» To do: Output the data verbatim, minus the images.

◆ ◆ ◆ ◆ ◆

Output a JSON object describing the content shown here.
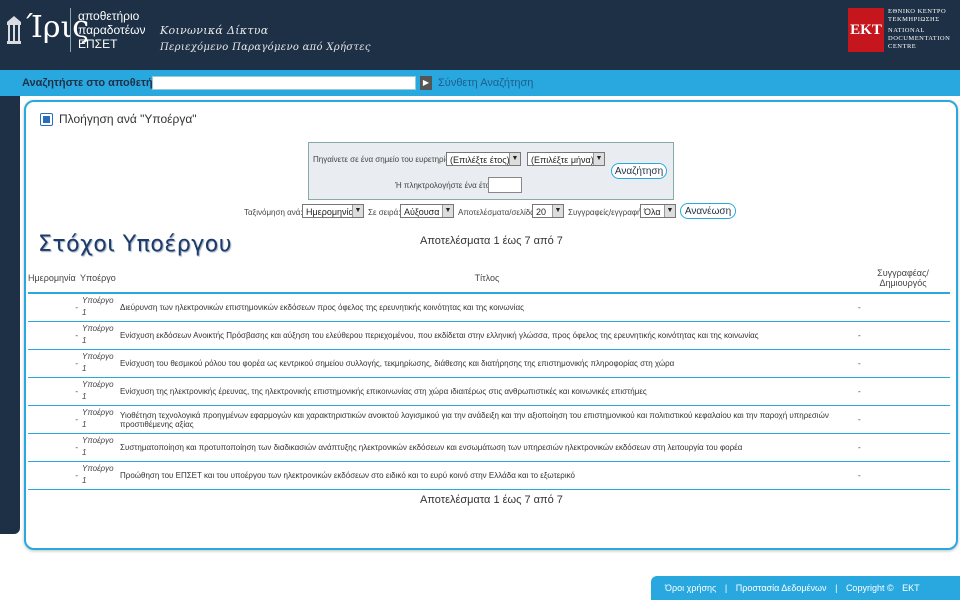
{
  "header": {
    "logo": "Ίρις",
    "logo_lines": [
      "αποθετήριο",
      "παραδοτέων",
      "ΕΠΣΕΤ"
    ],
    "tagline_1": "Κοινωνικά Δίκτυα",
    "tagline_2": "Περιεχόμενο Παραγόμενο από Χρήστες",
    "ekt_mark": "ΕΚΤ",
    "ekt_lines": [
      "ΕΘΝΙΚΟ ΚΕΝΤΡΟ",
      "ΤΕΚΜΗΡΙΩΣΗΣ",
      "NATIONAL",
      "DOCUMENTATION",
      "CENTRE"
    ]
  },
  "search": {
    "label": "Αναζητήστε στο αποθετήριο",
    "value": "",
    "go_glyph": "▶",
    "advanced": "Σύνθετη Αναζήτηση"
  },
  "browse": {
    "title": "Πλοήγηση ανά \"Υποέργα\"",
    "jump_label": "Πηγαίνετε σε ένα σημείο του ευρετηρίου:",
    "year_select": "(Επιλέξτε έτος)",
    "month_select": "(Επιλέξτε μήνα)",
    "search_button": "Αναζήτηση",
    "type_year_label": "Ή πληκτρολογήστε ένα έτος:",
    "type_year_value": "",
    "sort_by_label": "Ταξινόμηση ανά:",
    "sort_by_value": "Ημερομηνία",
    "order_label": "Σε σειρά:",
    "order_value": "Αύξουσα",
    "rpp_label": "Αποτελέσματα/σελίδα:",
    "rpp_value": "20",
    "authors_label": "Συγγραφείς/εγγραφή:",
    "authors_value": "Όλα",
    "refresh_button": "Ανανέωση",
    "results_text": "Αποτελέσματα 1 έως 7 από 7"
  },
  "goals_title": "Στόχοι Υποέργου",
  "table": {
    "headers": {
      "date": "Ημερομηνία",
      "subproject": "Υποέργο",
      "title": "Τίτλος",
      "author": "Συγγραφέας/ Δημιουργός"
    },
    "rows": [
      {
        "date": "-",
        "sub": "Υποέργο 1",
        "title": "Διεύρυνση των ηλεκτρονικών επιστημονικών εκδόσεων προς όφελος της ερευνητικής κοινότητας και της κοινωνίας",
        "author": "-"
      },
      {
        "date": "-",
        "sub": "Υποέργο 1",
        "title": "Ενίσχυση εκδόσεων Ανοικτής Πρόσβασης και αύξηση του ελεύθερου περιεχομένου, που εκδίδεται στην ελληνική γλώσσα, προς όφελος της ερευνητικής κοινότητας και της κοινωνίας",
        "author": "-"
      },
      {
        "date": "-",
        "sub": "Υποέργο 1",
        "title": "Ενίσχυση του θεσμικού ρόλου του φορέα ως κεντρικού σημείου συλλογής, τεκμηρίωσης, διάθεσης και διατήρησης της επιστημονικής πληροφορίας στη χώρα",
        "author": "-"
      },
      {
        "date": "-",
        "sub": "Υποέργο 1",
        "title": "Ενίσχυση της ηλεκτρονικής έρευνας, της ηλεκτρονικής επιστημονικής επικοινωνίας στη χώρα ιδιαιτέρως στις ανθρωπιστικές και κοινωνικές επιστήμες",
        "author": "-"
      },
      {
        "date": "-",
        "sub": "Υποέργο 1",
        "title": "Υιοθέτηση τεχνολογικά προηγμένων εφαρμογών και χαρακτηριστικών ανοικτού λογισμικού για την ανάδειξη και την αξιοποίηση του επιστημονικού και πολιτιστικού κεφαλαίου και την παροχή υπηρεσιών προστιθέμενης αξίας",
        "author": "-"
      },
      {
        "date": "-",
        "sub": "Υποέργο 1",
        "title": "Συστηματοποίηση και προτυποποίηση των διαδικασιών ανάπτυξης ηλεκτρονικών εκδόσεων και ενσωμάτωση των υπηρεσιών ηλεκτρονικών εκδόσεων στη λειτουργία του φορέα",
        "author": "-"
      },
      {
        "date": "-",
        "sub": "Υποέργο 1",
        "title": "Προώθηση του ΕΠΣΕΤ και του υποέργου των ηλεκτρονικών εκδόσεων στο ειδικό και το ευρύ κοινό στην Ελλάδα και το εξωτερικό",
        "author": "-"
      }
    ]
  },
  "footer": {
    "terms": "Όροι χρήσης",
    "sep": "|",
    "privacy": "Προστασία Δεδομένων",
    "copyright": "Copyright ©",
    "ekt": "ΕΚΤ"
  }
}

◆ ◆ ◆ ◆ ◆

» Written answer:
Output a JSON object describing the content shown here.
{
  "header": {
    "logo": "Ίρις",
    "logo_lines": [
      "αποθετήριο",
      "παραδοτέων",
      "ΕΠΣΕΤ"
    ],
    "tagline_1": "Κοινωνικά Δίκτυα",
    "tagline_2": "Περιεχόμενο Παραγόμενο από Χρήστες",
    "ekt_mark": "ΕΚΤ",
    "ekt_lines": [
      "ΕΘΝΙΚΟ ΚΕΝΤΡΟ",
      "ΤΕΚΜΗΡΙΩΣΗΣ",
      "NATIONAL",
      "DOCUMENTATION",
      "CENTRE"
    ]
  },
  "search": {
    "label": "Αναζητήστε στο αποθετήριο",
    "value": "",
    "go_glyph": "▶",
    "advanced": "Σύνθετη Αναζήτηση"
  },
  "browse": {
    "title": "Πλοήγηση ανά \"Υποέργα\"",
    "jump_label": "Πηγαίνετε σε ένα σημείο του ευρετηρίου:",
    "year_select": "(Επιλέξτε έτος)",
    "month_select": "(Επιλέξτε μήνα)",
    "search_button": "Αναζήτηση",
    "type_year_label": "Ή πληκτρολογήστε ένα έτος:",
    "type_year_value": "",
    "sort_by_label": "Ταξινόμηση ανά:",
    "sort_by_value": "Ημερομηνία",
    "order_label": "Σε σειρά:",
    "order_value": "Αύξουσα",
    "rpp_label": "Αποτελέσματα/σελίδα:",
    "rpp_value": "20",
    "authors_label": "Συγγραφείς/εγγραφή:",
    "authors_value": "Όλα",
    "refresh_button": "Ανανέωση",
    "results_text": "Αποτελέσματα 1 έως 7 από 7"
  },
  "goals_title": "Στόχοι Υποέργου",
  "table": {
    "headers": {
      "date": "Ημερομηνία",
      "subproject": "Υποέργο",
      "title": "Τίτλος",
      "author": "Συγγραφέας/ Δημιουργός"
    },
    "rows": [
      {
        "date": "-",
        "sub": "Υποέργο 1",
        "title": "Διεύρυνση των ηλεκτρονικών επιστημονικών εκδόσεων προς όφελος της ερευνητικής κοινότητας και της κοινωνίας",
        "author": "-"
      },
      {
        "date": "-",
        "sub": "Υποέργο 1",
        "title": "Ενίσχυση εκδόσεων Ανοικτής Πρόσβασης και αύξηση του ελεύθερου περιεχομένου, που εκδίδεται στην ελληνική γλώσσα, προς όφελος της ερευνητικής κοινότητας και της κοινωνίας",
        "author": "-"
      },
      {
        "date": "-",
        "sub": "Υποέργο 1",
        "title": "Ενίσχυση του θεσμικού ρόλου του φορέα ως κεντρικού σημείου συλλογής, τεκμηρίωσης, διάθεσης και διατήρησης της επιστημονικής πληροφορίας στη χώρα",
        "author": "-"
      },
      {
        "date": "-",
        "sub": "Υποέργο 1",
        "title": "Ενίσχυση της ηλεκτρονικής έρευνας, της ηλεκτρονικής επιστημονικής επικοινωνίας στη χώρα ιδιαιτέρως στις ανθρωπιστικές και κοινωνικές επιστήμες",
        "author": "-"
      },
      {
        "date": "-",
        "sub": "Υποέργο 1",
        "title": "Υιοθέτηση τεχνολογικά προηγμένων εφαρμογών και χαρακτηριστικών ανοικτού λογισμικού για την ανάδειξη και την αξιοποίηση του επιστημονικού και πολιτιστικού κεφαλαίου και την παροχή υπηρεσιών προστιθέμενης αξίας",
        "author": "-"
      },
      {
        "date": "-",
        "sub": "Υποέργο 1",
        "title": "Συστηματοποίηση και προτυποποίηση των διαδικασιών ανάπτυξης ηλεκτρονικών εκδόσεων και ενσωμάτωση των υπηρεσιών ηλεκτρονικών εκδόσεων στη λειτουργία του φορέα",
        "author": "-"
      },
      {
        "date": "-",
        "sub": "Υποέργο 1",
        "title": "Προώθηση του ΕΠΣΕΤ και του υποέργου των ηλεκτρονικών εκδόσεων στο ειδικό και το ευρύ κοινό στην Ελλάδα και το εξωτερικό",
        "author": "-"
      }
    ]
  },
  "footer": {
    "terms": "Όροι χρήσης",
    "sep": "|",
    "privacy": "Προστασία Δεδομένων",
    "copyright": "Copyright ©",
    "ekt": "ΕΚΤ"
  }
}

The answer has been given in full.